▶ WHAT IS EXPECTED: From the entries below, copy out every line with "internet" in it.

▶ Records excerpted from a collection:
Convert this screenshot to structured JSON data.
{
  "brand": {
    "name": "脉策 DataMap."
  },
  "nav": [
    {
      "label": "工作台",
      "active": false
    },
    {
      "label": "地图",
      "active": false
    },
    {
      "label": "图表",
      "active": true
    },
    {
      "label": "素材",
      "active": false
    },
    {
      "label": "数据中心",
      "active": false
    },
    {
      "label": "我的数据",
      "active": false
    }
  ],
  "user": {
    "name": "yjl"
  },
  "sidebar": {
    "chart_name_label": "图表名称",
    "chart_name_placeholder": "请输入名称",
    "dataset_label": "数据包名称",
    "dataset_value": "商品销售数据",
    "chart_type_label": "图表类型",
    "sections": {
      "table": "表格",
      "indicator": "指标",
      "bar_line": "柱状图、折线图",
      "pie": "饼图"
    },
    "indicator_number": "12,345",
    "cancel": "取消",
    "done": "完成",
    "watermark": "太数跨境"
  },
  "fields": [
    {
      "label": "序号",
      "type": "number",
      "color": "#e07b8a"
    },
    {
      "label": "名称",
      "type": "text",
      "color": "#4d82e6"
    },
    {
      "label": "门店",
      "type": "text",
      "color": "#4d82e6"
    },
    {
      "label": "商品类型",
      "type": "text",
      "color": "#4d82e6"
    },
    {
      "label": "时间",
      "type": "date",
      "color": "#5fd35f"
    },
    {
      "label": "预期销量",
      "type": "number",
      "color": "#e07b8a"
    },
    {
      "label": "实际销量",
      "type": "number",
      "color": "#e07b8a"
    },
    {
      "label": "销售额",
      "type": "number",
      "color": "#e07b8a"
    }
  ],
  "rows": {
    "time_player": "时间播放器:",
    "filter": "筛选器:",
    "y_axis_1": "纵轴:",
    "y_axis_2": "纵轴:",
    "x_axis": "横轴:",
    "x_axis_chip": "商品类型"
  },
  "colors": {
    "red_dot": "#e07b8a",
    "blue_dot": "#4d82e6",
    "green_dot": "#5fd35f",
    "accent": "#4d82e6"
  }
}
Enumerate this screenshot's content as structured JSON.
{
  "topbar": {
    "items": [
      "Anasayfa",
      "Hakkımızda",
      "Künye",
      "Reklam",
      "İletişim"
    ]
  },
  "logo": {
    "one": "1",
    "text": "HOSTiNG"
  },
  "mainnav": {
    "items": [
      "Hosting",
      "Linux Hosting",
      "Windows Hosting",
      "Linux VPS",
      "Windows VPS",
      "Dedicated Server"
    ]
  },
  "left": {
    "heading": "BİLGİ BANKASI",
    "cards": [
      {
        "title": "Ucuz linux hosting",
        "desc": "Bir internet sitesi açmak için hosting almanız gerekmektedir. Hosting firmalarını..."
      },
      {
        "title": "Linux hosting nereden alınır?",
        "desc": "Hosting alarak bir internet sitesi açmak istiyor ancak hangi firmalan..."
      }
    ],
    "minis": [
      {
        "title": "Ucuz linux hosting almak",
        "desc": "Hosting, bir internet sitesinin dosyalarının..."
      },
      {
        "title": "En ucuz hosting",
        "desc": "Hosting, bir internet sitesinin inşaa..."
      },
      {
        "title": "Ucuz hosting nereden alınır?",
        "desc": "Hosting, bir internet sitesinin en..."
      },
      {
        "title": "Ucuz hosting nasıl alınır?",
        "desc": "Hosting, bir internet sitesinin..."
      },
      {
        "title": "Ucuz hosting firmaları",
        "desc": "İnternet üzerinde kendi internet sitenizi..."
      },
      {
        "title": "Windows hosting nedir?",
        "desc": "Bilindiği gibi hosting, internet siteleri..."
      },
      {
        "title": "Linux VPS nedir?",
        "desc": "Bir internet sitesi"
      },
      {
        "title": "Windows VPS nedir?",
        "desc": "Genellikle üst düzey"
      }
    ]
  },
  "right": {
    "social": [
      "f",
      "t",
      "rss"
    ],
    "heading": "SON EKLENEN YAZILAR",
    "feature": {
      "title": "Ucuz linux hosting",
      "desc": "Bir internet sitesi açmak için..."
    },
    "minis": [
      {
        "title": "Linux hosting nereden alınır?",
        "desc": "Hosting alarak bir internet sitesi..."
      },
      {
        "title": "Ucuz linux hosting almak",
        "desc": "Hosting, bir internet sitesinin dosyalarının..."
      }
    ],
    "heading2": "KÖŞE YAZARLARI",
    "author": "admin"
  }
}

▶ EXERCISE ANSWER:
        "desc": "Bir internet sitesi açmak için hosting almanız gerekmektedir. Hosting firmalarını..."
        "desc": "Hosting alarak bir internet sitesi açmak istiyor ancak hangi firmalan..."
        "desc": "Hosting, bir internet sitesinin dosyalarının..."
        "desc": "Hosting, bir internet sitesinin inşaa..."
        "desc": "Hosting, bir internet sitesinin en..."
        "desc": "Hosting, bir internet sitesinin..."
        "desc": "İnternet üzerinde kendi internet sitenizi..."
        "desc": "Bilindiği gibi hosting, internet siteleri..."
        "desc": "Bir internet sitesi"
      "desc": "Bir internet sitesi açmak için..."
        "desc": "Hosting alarak bir internet sitesi..."
        "desc": "Hosting, bir internet sitesinin dosyalarının..."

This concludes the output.